A new study by researchers at Children’s Hospital of Philadelphia (CHOP) has revealed that a small molecule drug can enhance the fitness of hematopoietic stem and progenitor cells (HSPCs) used in cell transplants. The study, published in the journal Blood, found that targeting components in the cells called extracellular vesicles (EVs) can relieve stress on the cells when they are modified outside the body, leading to improved performance after transplantation.
The researchers initially set out to understand the role of EVs and assumed that blocking their function would have negative effects on the cells. However, they discovered that blocking EV formation actually improved the cells’ fitness, initiating a stress response that protected them from the challenges of being outside of the body. This finding has potential implications for procedures such as ex vivo gene therapy, where HSPCs are modified outside the body before being transplanted back in.
Hematopoietic stem cell transplantation (HSCT) involves transferring HSPCs from a donor to patients with various diseases. In ex vivo gene therapy, the patient’s own HSPCs are removed, modified, and then transplanted back in. However, maintaining the fitness of these cells outside of the body has been a challenge, as any loss of fitness can hinder the cells’ ability to restore the blood and immune cell system in patients.

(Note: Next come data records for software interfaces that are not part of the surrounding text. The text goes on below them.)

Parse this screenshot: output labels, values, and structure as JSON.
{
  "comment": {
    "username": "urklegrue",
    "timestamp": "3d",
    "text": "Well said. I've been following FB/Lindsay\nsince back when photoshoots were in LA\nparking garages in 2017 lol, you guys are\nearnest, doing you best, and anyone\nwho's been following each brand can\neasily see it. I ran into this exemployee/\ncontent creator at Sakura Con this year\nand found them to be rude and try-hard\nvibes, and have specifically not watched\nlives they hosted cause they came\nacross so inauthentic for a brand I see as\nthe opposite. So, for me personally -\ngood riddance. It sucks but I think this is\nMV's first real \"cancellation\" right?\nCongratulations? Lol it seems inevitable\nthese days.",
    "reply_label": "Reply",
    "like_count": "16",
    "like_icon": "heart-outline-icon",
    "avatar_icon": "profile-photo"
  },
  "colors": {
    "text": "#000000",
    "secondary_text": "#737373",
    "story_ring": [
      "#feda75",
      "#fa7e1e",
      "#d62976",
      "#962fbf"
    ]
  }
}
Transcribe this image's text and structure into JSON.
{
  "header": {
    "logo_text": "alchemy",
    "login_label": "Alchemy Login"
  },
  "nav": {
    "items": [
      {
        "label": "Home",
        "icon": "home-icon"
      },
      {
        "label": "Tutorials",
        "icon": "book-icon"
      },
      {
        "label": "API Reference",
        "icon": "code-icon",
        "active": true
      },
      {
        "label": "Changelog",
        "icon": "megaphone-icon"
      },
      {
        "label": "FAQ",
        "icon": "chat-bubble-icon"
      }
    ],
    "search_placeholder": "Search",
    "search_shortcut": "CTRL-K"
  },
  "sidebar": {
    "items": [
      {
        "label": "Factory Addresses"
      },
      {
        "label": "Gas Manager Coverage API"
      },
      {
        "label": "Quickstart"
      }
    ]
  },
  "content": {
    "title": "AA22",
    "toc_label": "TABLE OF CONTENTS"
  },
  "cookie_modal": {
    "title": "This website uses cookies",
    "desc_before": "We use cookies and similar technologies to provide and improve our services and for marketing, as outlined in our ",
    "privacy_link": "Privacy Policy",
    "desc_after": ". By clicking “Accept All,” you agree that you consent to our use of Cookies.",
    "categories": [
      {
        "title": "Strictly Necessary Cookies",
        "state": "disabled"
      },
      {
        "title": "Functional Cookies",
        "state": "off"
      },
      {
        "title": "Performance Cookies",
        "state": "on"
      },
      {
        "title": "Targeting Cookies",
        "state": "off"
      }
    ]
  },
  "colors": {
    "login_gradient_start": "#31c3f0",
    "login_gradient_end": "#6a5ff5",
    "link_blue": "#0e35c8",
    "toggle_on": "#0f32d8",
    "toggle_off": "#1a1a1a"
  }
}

The researchers discovered that the secretion of EVs contributes to cell equilibrium and plays a role in maintaining cell function. To explore this role, they exposed mouse and human HSPCs to a small molecule drug called GW4869, which blocks the production of EVs. They found that this exposure led to sustained improvements in cell fitness and transplantation efficiency. Blocking EV production also leveled disparities in cell performance after transplantation into mice.
The study revealed that blocking EV production activates an integrated stress response, protecting the cells from external stressors. The small molecule drug disrupts sphingolipid metabolism, impairing the release of EVs.
This study has important implications for improving the safety and efficiency of HSPC transplantation and ex vivo gene therapy. The drug used in this study shows promise in enhancing the culture and transplantation of HSPCs, potentially expanding patient eligibility for these therapies.
– Stephanie N Hurwitz et al, Neutral sphingomyelinase blockade enhances hematopoietic stem cell fitness through an integrated stress response, Blood (2023). DOI: 10.1182/blood.2023022147
– “Researchers improve fitness of cells used in cell transplants” – Children’s Hospital of Philadelphia (source article)